To submit a proposal of a Trace, please send it via email to the coordinators Laine Kristberga and Anete Ušča (firstname.lastname@example.org) by 31 May 2020:
- A written proposal (max. 350 words). This should include a title and a short description of the topic, its format and its outcome (add visual materials, if necessary);
- A short bio (max. 200 words).
The NEW deadline to submit proposals is 31 May 2020. Accepted applicants will be informed by e-mail and a preliminary programme will be announced on the NSU website, where you can also find more information about NSU and sign up for the newsletter.
The accepted participants will be notified by the 15 June, including all the relevant details regarding the registration.
Grants and Scholarships
A Trace will enable you to also receive a grant, which supports the creation of that trace. Each circle will be able to suggest 6 traces to be given a grant of 7000 Danish Krones for each trace. Traces can be made individually or together with other participants. In case we receive a large number of exciting proposals for the Traces, we will consider a possibility to split the grants in slightly smaller amounts, to encourage a greater diversity of projects.
The participants will need to pay the Nordic Summer University’s annual membership fee. The membership fee facilitates the existence of the Nordic Summer University, which is a volunteer-based organisation. In the times of COVID-19, there are two optional choices:
Annual membership fee: €25

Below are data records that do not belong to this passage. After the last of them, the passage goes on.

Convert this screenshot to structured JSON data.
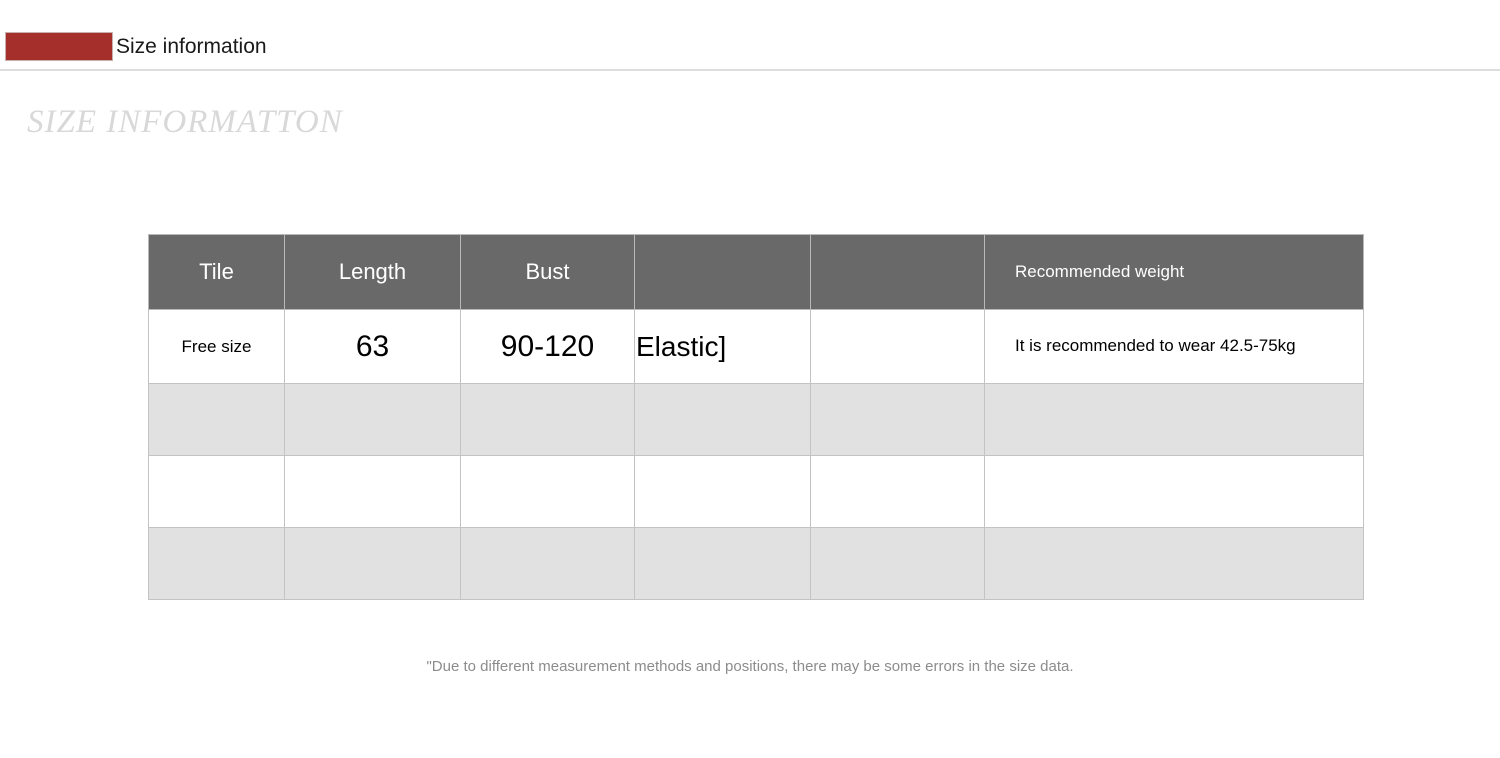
{
  "topbar": {
    "title": "Size information",
    "accent_color": "#a5302b"
  },
  "page": {
    "heading": "SIZE INFORMATTON"
  },
  "table": {
    "header_bg": "#696969",
    "stripe_color": "#e1e1e1",
    "border_color": "#c3c3c3",
    "columns": [
      {
        "key": "tile",
        "label": "Tile"
      },
      {
        "key": "length",
        "label": "Length"
      },
      {
        "key": "bust",
        "label": "Bust"
      },
      {
        "key": "col4",
        "label": ""
      },
      {
        "key": "col5",
        "label": ""
      },
      {
        "key": "rec_weight",
        "label": "Recommended weight"
      }
    ],
    "rows": [
      {
        "tile": "Free size",
        "length": "63",
        "bust": "90-120",
        "col4": "Elastic]",
        "col5": "",
        "rec_weight": "It is recommended to wear 42.5-75kg"
      }
    ],
    "blank_rows": 3
  },
  "footnote": {
    "text": "\"Due to different measurement methods and positions, there may be some errors in the size data."
  }
}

Annual membership fee: €10
Nordic Summer University (NSU) is a Nordic network for research and interdisciplinary studies.
NSU is a nomadic, academic institution, which organises workshop-seminars across disciplinary and national borders. Since it was established in 1950, Nordic Summer University has organised forums for cultural and intellectual debate in the Nordic and Baltic region, involving students, academics, politicians, and intellectuals from this region and beyond.
Decisions about the content and the organisational form of the NSU lay with its participants. The backbone of the activities in the NSU consists of its thematic study circles. In the study circles researchers, students and professionals from different backgrounds collaborate in scholarly investigations distributed regularly in summer and winter symposia during a three-year period.
Circle 1 Urban Studies: Between Creativity and Power is established to address, evaluate and re-evaluate the understanding of the growing complexity of the urban environment, where people cohabit, share and create a culture of politics, communication, and the arts as much as the public space. Consequently, in the study circle questions of co-existence will be addressed in relation to power hierarchies, cultural production, and urban development initiatives. The circle invites to stimulate and strengthen a dialogue among both established and emerging academics and practitioners from interdisciplinary fields covering philosophy, anthropology, sociology, geography, political science, literature and arts to challenge and develop new knowledge, innovative perspectives and experimental approaches.